To celebrate their fifth birthday and to inspire other Entrepreneurs who may be considering founding a technology start up, Charity has pre-released the first three chapters from her book Secret Diary of an Entrepreneur.
Charity has recorded events in daily diaries since 2009, with the idea of capturing her entrepreneurial journey from inception of the idea, through to eventual acquisition.
In the pre-released chapters of Secret Diary of an Entrepreneur, Charity describes her resignation from research organisation Scion and the development, growth and inevitable setbacks as she establishes Look After Me from her Rotorua-based home, known affectionately as the ‘Porch Café’. Her book also depicts daily life as a single mother to daughter Alice, who was five when she launched and involvement in the Rotorua community as a Performance Poet, Zontian and business owner.
“The biggest surprise was that I found love along the way! Who would have thought that would have had anything to do with founding a start-up?” says Charity.
Charity welcomes NZTech’s recommendation that the Technology Industry and the Government work together to better support High Tech Entrepreneurs.
Based on their track record so far and with five good reasons to celebrate - Look After Me is well positioned to continue to impact New Zealand’s Economy, contribute meaningfully to the Tourism Industry and add value to future acquirers.
“I suspect the best is yet to come,” says Charity. “Hopefully it will be a Happy Ever After ending all round.”
Chapters 1 – 3 of Secret Diary of an Entrepreneur are available here by request.

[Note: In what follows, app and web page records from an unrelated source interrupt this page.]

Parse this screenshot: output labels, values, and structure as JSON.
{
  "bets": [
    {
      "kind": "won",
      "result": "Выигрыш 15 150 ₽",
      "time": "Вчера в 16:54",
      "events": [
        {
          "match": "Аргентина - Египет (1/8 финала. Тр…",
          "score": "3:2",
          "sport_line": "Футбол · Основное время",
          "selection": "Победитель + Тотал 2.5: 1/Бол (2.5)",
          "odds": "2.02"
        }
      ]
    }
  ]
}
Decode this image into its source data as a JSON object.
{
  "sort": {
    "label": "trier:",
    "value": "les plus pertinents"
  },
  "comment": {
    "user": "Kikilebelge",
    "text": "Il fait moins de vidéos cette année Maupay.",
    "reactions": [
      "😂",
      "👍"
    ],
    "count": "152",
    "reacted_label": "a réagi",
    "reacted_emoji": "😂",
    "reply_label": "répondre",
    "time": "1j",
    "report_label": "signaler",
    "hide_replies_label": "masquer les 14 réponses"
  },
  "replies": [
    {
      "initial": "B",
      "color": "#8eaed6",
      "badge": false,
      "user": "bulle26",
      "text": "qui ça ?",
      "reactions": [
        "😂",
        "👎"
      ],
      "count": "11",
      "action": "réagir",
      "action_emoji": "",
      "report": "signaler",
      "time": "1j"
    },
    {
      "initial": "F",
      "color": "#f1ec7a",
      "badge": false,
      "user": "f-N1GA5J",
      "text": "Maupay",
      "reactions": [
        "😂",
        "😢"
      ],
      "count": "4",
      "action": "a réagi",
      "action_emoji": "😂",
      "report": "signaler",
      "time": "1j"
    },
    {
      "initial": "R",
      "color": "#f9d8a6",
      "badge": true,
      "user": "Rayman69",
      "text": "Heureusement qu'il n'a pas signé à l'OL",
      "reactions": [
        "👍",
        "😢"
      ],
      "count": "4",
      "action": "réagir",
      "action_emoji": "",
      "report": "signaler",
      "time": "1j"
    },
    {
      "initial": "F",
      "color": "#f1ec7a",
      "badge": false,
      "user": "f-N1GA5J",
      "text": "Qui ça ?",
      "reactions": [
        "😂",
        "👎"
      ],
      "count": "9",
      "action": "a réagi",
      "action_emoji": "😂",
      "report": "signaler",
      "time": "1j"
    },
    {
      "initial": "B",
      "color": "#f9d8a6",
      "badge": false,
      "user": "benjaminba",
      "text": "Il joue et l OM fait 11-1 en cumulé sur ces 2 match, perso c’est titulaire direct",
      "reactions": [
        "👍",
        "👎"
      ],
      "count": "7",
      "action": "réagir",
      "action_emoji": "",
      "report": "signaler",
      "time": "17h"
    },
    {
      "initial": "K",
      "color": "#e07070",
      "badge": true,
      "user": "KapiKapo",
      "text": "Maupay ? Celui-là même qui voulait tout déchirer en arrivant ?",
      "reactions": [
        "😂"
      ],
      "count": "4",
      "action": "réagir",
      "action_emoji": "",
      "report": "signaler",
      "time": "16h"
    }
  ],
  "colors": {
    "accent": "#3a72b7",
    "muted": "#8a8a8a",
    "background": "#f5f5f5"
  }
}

 http://idealog.co.nz/tech/2016/06/confirming-our-assumptions-technology-sector-adding-value-new-zealands-economy. Retrieved 12 July 2016.
 https://www.quora.com/What-percentage-of-startups-fail. Retrieved 21 July 2016
 http://www.tourismnewzealand.com/news/chinese-new-year-brings-growth-and-change/. Retrieved 25 July 2016.
 http://www3.weforum.org/docs/WEF_TT_Competitiveness_Report_2013.pdf. Retrieved 8 July 2016
 http://www.stuff.co.nz/technology/digital-living/7540437/New-Zealand-becomes-LinkedIn-testbed Retrieved 25 July 2016
 http://m.nzherald.co.nz/technology/news/article.cfm?c_id=5&objectid=11484644 Retrieved 25 July 2016.